"This is a global humanitarian catastrophe," is how Rachel Goldberg-Polin, the mother of 23-year-old Hersh who was kidnapped to Gaza after the massacre at the Nova music festival in Re'im, described the living hell she, her family and the other families of the hostages, missing and murdered have been in since the massacre in the Gaza border communities on October 7. She spoke at the United Nations on Tuesday.
"The very cruelest of questions that each of us is asked every day, without intended malice is 'How are you?' Well picture your own mother and then picture her being told there are only two options. You are either dead or you had your arm blown off and you are kidnapped at gunpoint to Gaza, and no one knows where you are, or if you bled to death in that pickup truck 18 days ago. Or if you died yesterday. Or if you died 5 minutes ago. Picture your own mother, and those are (her) only two options when you ask 'how are you'." Goldberg-Polin told the UN representatives.
"In an article I read, it so eloquently stated that when you only get outraged when one side's babies are killed then your moral compass is broken and your humanity is broken," the heartbroken mother said. "And therefore in your quiet moments alone, all of us everywhere on planet Earth need to really ask ourselves: Do I aspire to be human? Or am I swept up in the enticing and delicious world of hatred? This is not a phenomenon unique to Israel or Gaza, this is everywhere on our planet. I understand that hatred of the other, whoever we decide that other is, is seductive sensuous and most importantly it's easy. Hatred is easy," she said bitterly.
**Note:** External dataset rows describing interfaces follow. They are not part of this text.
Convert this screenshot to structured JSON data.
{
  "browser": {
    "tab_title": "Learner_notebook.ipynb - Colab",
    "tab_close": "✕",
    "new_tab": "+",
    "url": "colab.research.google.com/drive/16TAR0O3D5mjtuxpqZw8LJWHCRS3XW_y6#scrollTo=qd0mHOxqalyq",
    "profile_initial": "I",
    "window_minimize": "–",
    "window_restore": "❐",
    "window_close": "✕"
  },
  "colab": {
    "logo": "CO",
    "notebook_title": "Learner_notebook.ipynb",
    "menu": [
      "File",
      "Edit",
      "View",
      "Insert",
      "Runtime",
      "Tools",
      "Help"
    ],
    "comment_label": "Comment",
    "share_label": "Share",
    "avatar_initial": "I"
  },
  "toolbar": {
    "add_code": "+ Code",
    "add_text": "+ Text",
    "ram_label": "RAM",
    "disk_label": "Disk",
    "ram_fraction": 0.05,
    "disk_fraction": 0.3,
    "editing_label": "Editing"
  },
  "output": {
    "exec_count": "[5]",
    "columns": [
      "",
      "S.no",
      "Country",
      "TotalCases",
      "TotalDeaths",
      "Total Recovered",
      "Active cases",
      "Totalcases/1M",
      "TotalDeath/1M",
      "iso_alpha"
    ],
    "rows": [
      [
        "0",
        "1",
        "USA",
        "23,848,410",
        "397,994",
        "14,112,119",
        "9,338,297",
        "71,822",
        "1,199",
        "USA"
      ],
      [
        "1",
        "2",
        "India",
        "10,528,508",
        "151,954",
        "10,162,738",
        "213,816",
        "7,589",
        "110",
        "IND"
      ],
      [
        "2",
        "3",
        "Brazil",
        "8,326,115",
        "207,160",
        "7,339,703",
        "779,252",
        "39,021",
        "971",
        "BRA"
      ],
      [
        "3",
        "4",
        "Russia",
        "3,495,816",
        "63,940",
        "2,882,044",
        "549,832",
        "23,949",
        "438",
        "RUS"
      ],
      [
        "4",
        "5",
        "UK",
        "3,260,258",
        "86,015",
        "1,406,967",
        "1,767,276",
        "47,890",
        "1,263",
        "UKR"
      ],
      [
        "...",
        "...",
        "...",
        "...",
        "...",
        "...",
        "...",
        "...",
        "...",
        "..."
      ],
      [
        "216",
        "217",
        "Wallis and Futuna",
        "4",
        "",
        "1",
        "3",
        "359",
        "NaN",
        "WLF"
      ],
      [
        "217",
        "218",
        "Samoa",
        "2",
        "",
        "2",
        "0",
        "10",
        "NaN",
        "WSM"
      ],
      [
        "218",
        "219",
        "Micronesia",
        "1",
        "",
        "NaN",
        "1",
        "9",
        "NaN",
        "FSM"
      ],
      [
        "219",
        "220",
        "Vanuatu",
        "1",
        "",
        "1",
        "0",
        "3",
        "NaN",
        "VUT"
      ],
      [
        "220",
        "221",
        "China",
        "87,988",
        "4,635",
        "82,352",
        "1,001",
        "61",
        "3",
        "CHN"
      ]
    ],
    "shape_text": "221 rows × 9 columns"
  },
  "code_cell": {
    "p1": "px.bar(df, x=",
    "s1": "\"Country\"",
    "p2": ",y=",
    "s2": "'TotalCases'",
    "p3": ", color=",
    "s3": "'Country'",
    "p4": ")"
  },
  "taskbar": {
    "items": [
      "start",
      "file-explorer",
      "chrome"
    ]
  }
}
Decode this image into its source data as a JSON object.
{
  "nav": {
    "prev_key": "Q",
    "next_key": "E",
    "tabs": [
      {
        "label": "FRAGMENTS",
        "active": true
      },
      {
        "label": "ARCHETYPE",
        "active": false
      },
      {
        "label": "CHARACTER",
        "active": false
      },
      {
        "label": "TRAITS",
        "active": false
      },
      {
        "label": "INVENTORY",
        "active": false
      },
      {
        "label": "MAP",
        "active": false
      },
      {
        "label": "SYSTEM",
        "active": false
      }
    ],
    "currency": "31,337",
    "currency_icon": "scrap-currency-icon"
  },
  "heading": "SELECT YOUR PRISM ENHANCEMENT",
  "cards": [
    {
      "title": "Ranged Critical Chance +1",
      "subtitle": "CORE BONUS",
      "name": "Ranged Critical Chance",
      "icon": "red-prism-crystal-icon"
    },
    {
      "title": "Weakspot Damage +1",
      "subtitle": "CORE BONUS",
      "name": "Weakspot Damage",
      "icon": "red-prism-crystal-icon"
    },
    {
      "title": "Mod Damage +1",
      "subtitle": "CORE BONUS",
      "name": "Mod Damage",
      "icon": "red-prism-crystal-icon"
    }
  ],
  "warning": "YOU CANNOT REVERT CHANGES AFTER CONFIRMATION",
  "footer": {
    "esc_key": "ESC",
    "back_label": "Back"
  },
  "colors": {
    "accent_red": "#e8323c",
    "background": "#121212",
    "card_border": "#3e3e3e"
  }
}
"I know that Israel is being cautious not just because Israel knows there are 200 hostages that were stolen into Gaza on Oct 7 but also because Israel knows that there are more than 2 million Palestinian civilians who are trapped in Gaza and this is why Israel gives warnings to civilians before it strikes in Gaza. But there were no warnings given to the women, the children, the babies and the music lovers before the attack on Oct. 7," she said.
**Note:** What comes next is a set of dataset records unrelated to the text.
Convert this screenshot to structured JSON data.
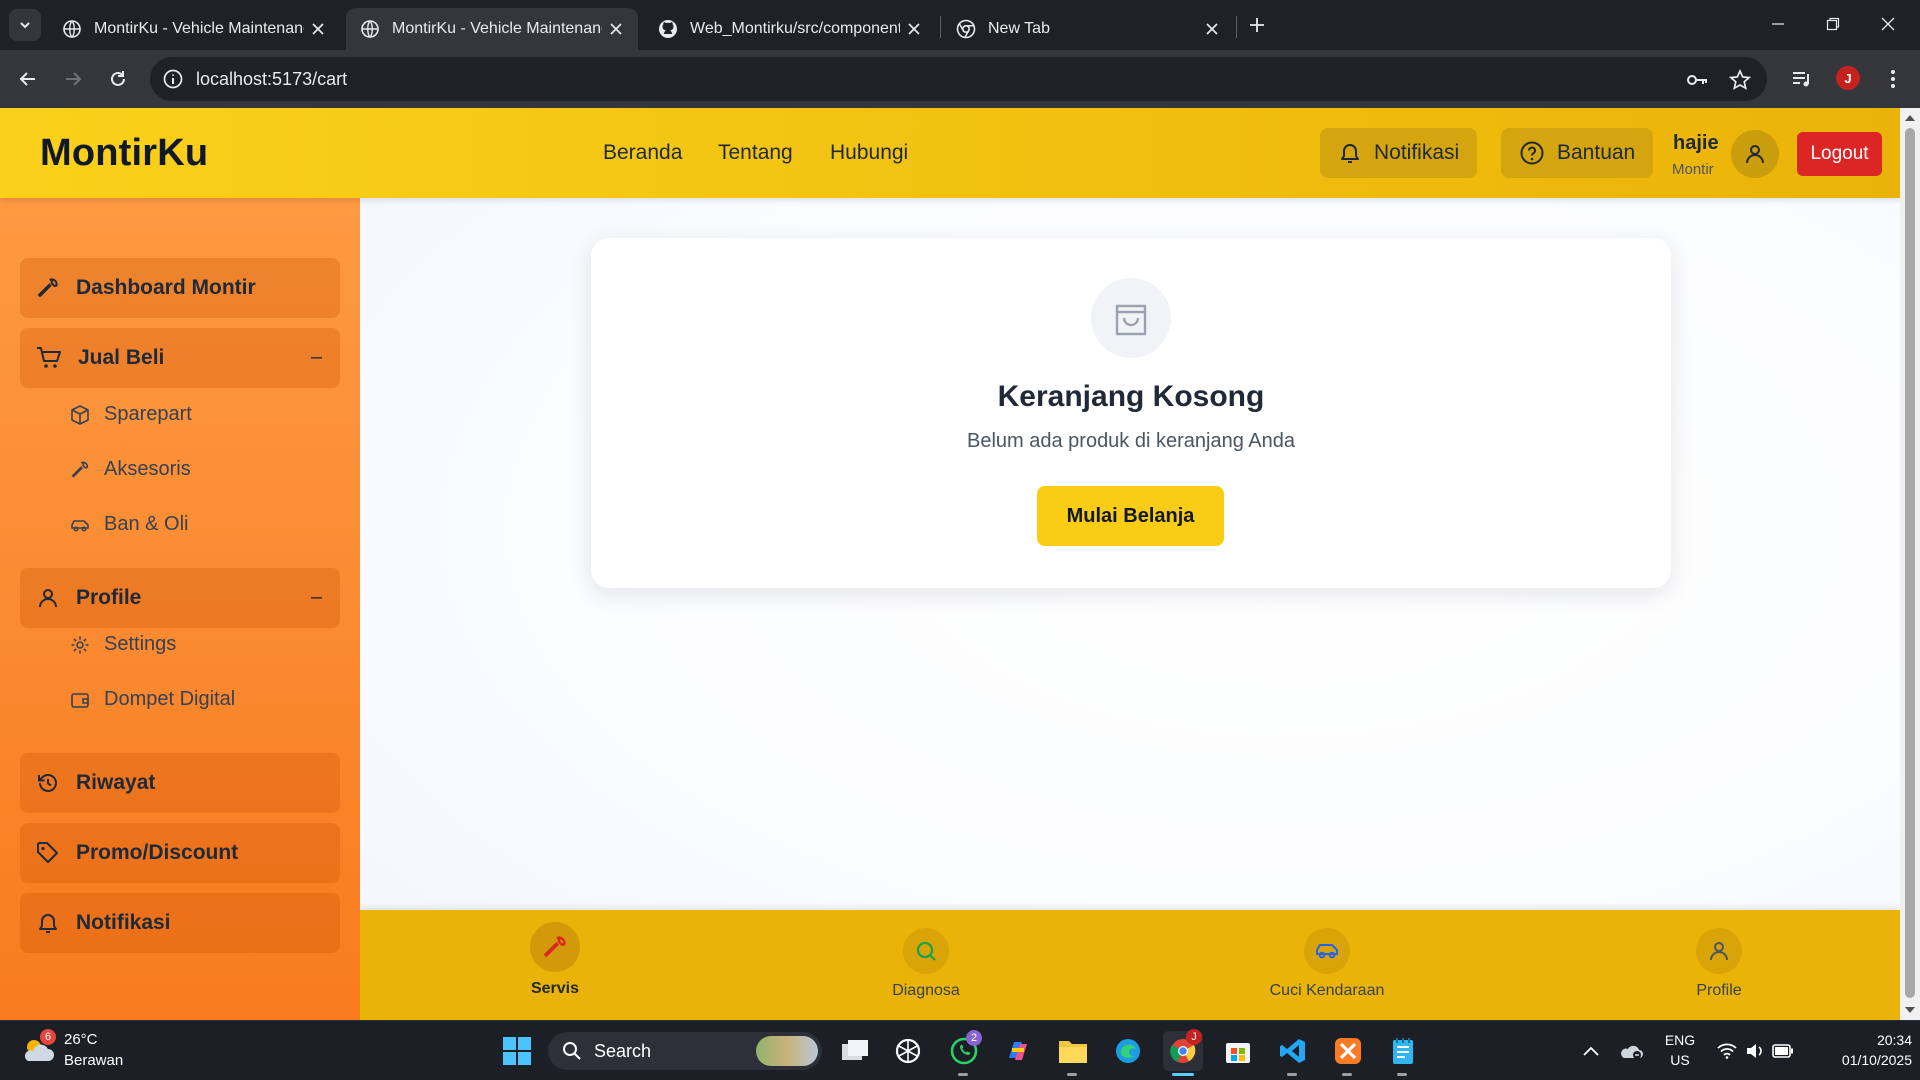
{
  "browser": {
    "tabs": [
      {
        "title": "MontirKu - Vehicle Maintenance",
        "active": false
      },
      {
        "title": "MontirKu - Vehicle Maintenance",
        "active": true
      },
      {
        "title": "Web_Montirku/src/components",
        "active": false
      },
      {
        "title": "New Tab",
        "active": false
      }
    ],
    "url": "localhost:5173/cart",
    "profile_initial": "J"
  },
  "header": {
    "brand": "MontirKu",
    "nav": [
      "Beranda",
      "Tentang",
      "Hubungi"
    ],
    "notif_label": "Notifikasi",
    "help_label": "Bantuan",
    "user_name": "hajie",
    "user_role": "Montir",
    "logout_label": "Logout"
  },
  "sidebar": {
    "dashboard": "Dashboard Montir",
    "jual_beli": "Jual Beli",
    "jual_beli_toggle": "–",
    "jual_beli_sub": [
      "Sparepart",
      "Aksesoris",
      "Ban & Oli"
    ],
    "profile": "Profile",
    "profile_toggle": "–",
    "profile_sub": [
      "Settings",
      "Dompet Digital"
    ],
    "riwayat": "Riwayat",
    "promo": "Promo/Discount",
    "notifikasi": "Notifikasi"
  },
  "cart": {
    "title": "Keranjang Kosong",
    "subtitle": "Belum ada produk di keranjang Anda",
    "button": "Mulai Belanja"
  },
  "bottom_nav": [
    {
      "label": "Servis",
      "active": true
    },
    {
      "label": "Diagnosa",
      "active": false
    },
    {
      "label": "Cuci Kendaraan",
      "active": false
    },
    {
      "label": "Profile",
      "active": false
    }
  ],
  "taskbar": {
    "weather_temp": "26°C",
    "weather_desc": "Berawan",
    "weather_badge": "6",
    "search_label": "Search",
    "whatsapp_badge": "2",
    "chrome_badge": "J",
    "lang_top": "ENG",
    "lang_bottom": "US",
    "time": "20:34",
    "date": "01/10/2025"
  },
  "colors": {
    "header_yellow": "#facc15",
    "sidebar_orange": "#f97b1f",
    "logout_red": "#dc2626",
    "bottom_nav_yellow": "#eab308"
  }
}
"In a competition of pain there is never a winner," she added.
She said that one thing that gave her "a whisper of hope" after the horror of October 7 is a story told to her by one of the witnesses. He told her that when the rockets started raining down on the music festival many of the young people ran to the shelters, a Bedouin man who was a guard at one of the kibbutzes entered with them for cover.
"And as Hamas closed ion on the bomb shelter the man told the young people shh stay quiet and let me talk to them," she said. The witness told her the Bedouin man went out to the terrorists and spoke in Arabic to them, telling them that everyone in the shelter were his family members and that they were Muslim, and they should not kill them.
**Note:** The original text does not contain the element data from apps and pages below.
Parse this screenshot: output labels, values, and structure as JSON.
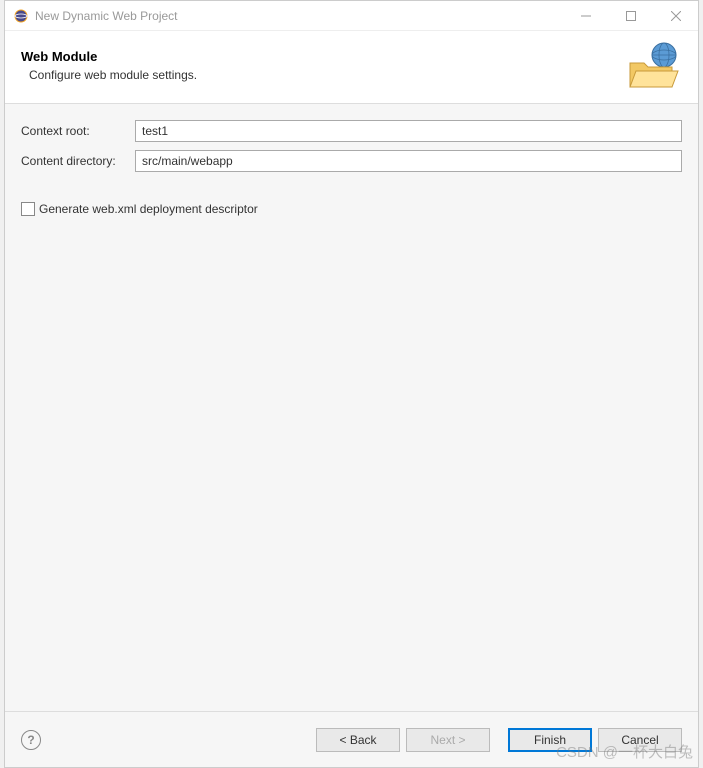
{
  "titlebar": {
    "title": "New Dynamic Web Project"
  },
  "header": {
    "title": "Web Module",
    "subtitle": "Configure web module settings."
  },
  "form": {
    "contextRoot": {
      "label": "Context root:",
      "value": "test1"
    },
    "contentDirectory": {
      "label": "Content directory:",
      "value": "src/main/webapp"
    },
    "generateWebXml": {
      "label": "Generate web.xml deployment descriptor",
      "checked": false
    }
  },
  "footer": {
    "back": "< Back",
    "next": "Next >",
    "finish": "Finish",
    "cancel": "Cancel"
  },
  "watermark": "CSDN @一杯大白兔"
}
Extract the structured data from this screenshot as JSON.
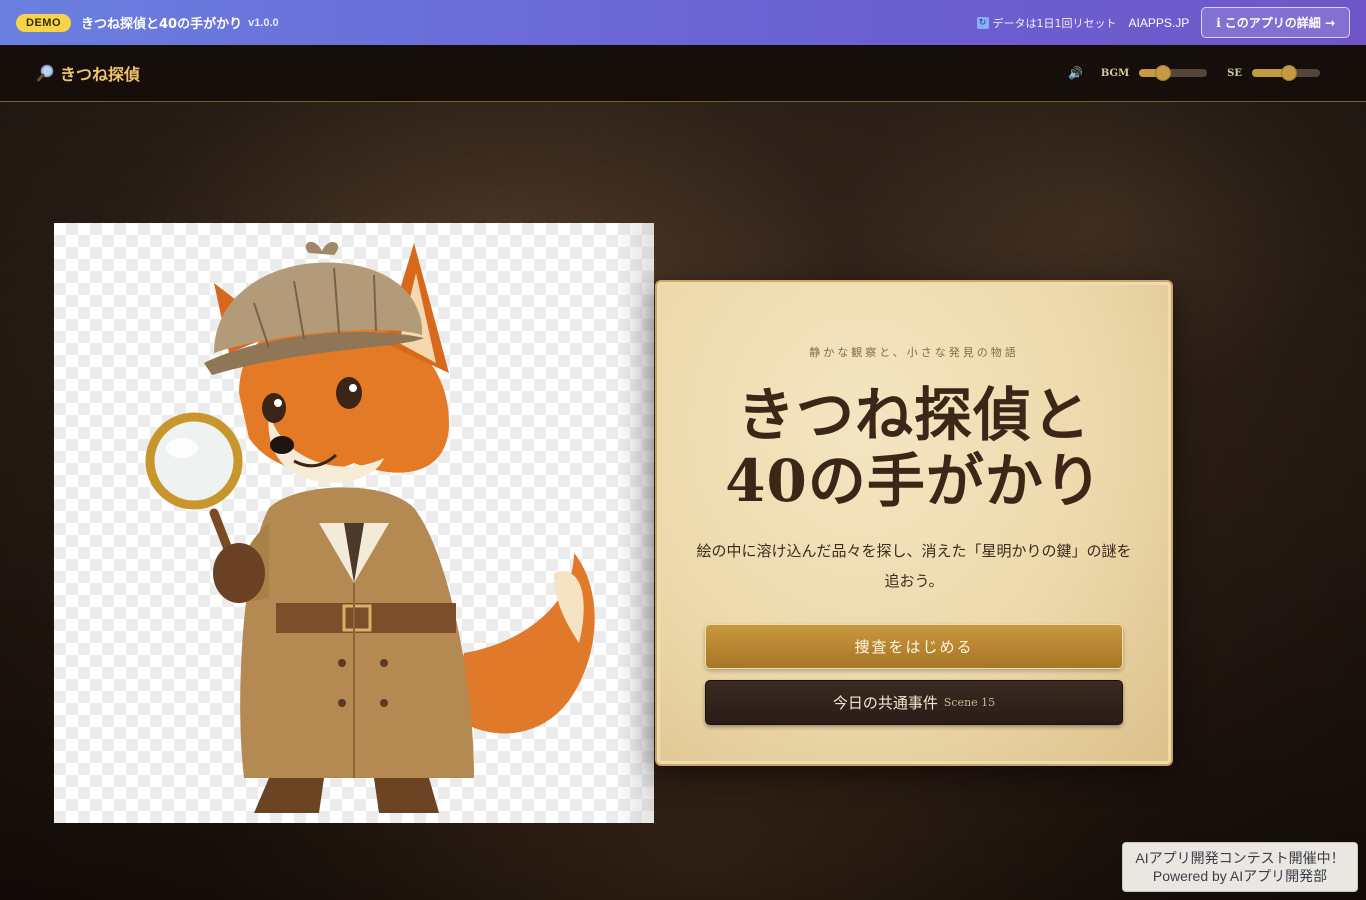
{
  "demobar": {
    "badge": "DEMO",
    "title": "きつね探偵と40の手がかり",
    "version": "v1.0.0",
    "reset_note": "データは1日1回リセット",
    "site_link": "AIAPPS.JP",
    "detail_button": "このアプリの詳細 →",
    "colors": {
      "bar_start": "#6a7fe0",
      "bar_end": "#6e56c8",
      "badge": "#f6d44a"
    }
  },
  "header": {
    "brand": "きつね探偵",
    "bgm_label": "BGM",
    "se_label": "SE",
    "bgm_level": 0.35,
    "se_level": 0.55,
    "accent": "#f0c46a"
  },
  "card": {
    "tagline": "静かな観察と、小さな発見の物語",
    "title_line1": "きつね探偵と",
    "title_line2": "40の手がかり",
    "description": "絵の中に溶け込んだ品々を探し、消えた「星明かりの鍵」の謎を追おう。",
    "start_button": "捜査をはじめる",
    "daily_button": "今日の共通事件",
    "daily_scene": "Scene 15"
  },
  "toast": {
    "line1": "AIアプリ開発コンテスト開催中！",
    "line2": "Powered by AIアプリ開発部"
  }
}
"He tried to save them. He could have just said I am a Muslim and just save himself," she said. He was brutally beaten, and no one knows what happened to him. But, Goldberg-Polin said, the story gives her "comfort" knowing there was someone "trying to do the right thing," when the world was "turned upside-down."
"I implore world leaders, both seen and unseen… because the time is running out to save them," she said.
Hersh, who was born in California and completed his service in the IDF this year, was at the music festival in Re'im when the surprise attack by Hamas was launched on October 7. Terrorists entered the shelter where he was with many others, shot at them and detonated grenades. Videos show him "with a stump where his left arm used to be," his mother described. The terrorists said that anyone who can walk should stand up and went with five other young men into a Hamas pick-up truck. The last signal from his cell phone was at the border with Gaza.
On Tuesday night in New York, Israeli activists chanted "Shame!" during the speech of Foreign Minister Eli Cohen, who participated in a solidarity march with the Stand With Us organization for the release of the hostages held by Hamas in Gaza.
"I am here on behalf of October 7, when we experienced a black Sabbath for the State of Israel and the Jewish people," Cohen began, trying to overcome the voices and shouts of the protesters. According to the protesters, Cohen's participation in the march is a display of hypocrisy, since he is calling for the release of the abductees while he is not working to overthrow the government that is responsible for the series of failures that led to the massacre in the communities surrounding Gaza, and the failures that have continued since then in the public arena, on the front and in the rear.
Cohen arrived at the solidarity march after speaking at a special discussion of the UN Security Council regarding the Hamas-Israel war, during which Secretary General Antonio Guterres stated that: "It is important to also recognize the attacks by Hamas did not happen in a vacuum. The Palestinian people have been subjected to 56 years of suffocating occupation."
Cohen opened his remarks by reading the names of the kidnapped children who are being held by Hamas in Gaza and called out to Guterres: "What world do you live in? This must not be our world." Cohen also said the Mourners' Kaddish and made it clear: "Hamas are the new Nazis." During the speech, Cohen revealed a recording of a Hamas terrorist's cellphone call with his parents in Gaza, during which he repeated proudly that he had murdered 10 Jews with his own hands. After the recording was played, Cohen turned again to Guterres and told him: "This is the world we live in. We evacuated Gaza and you poured in hundreds of millions of dollars, and instead of building a prosperous Gaza they built terror tunnels and weapons factories."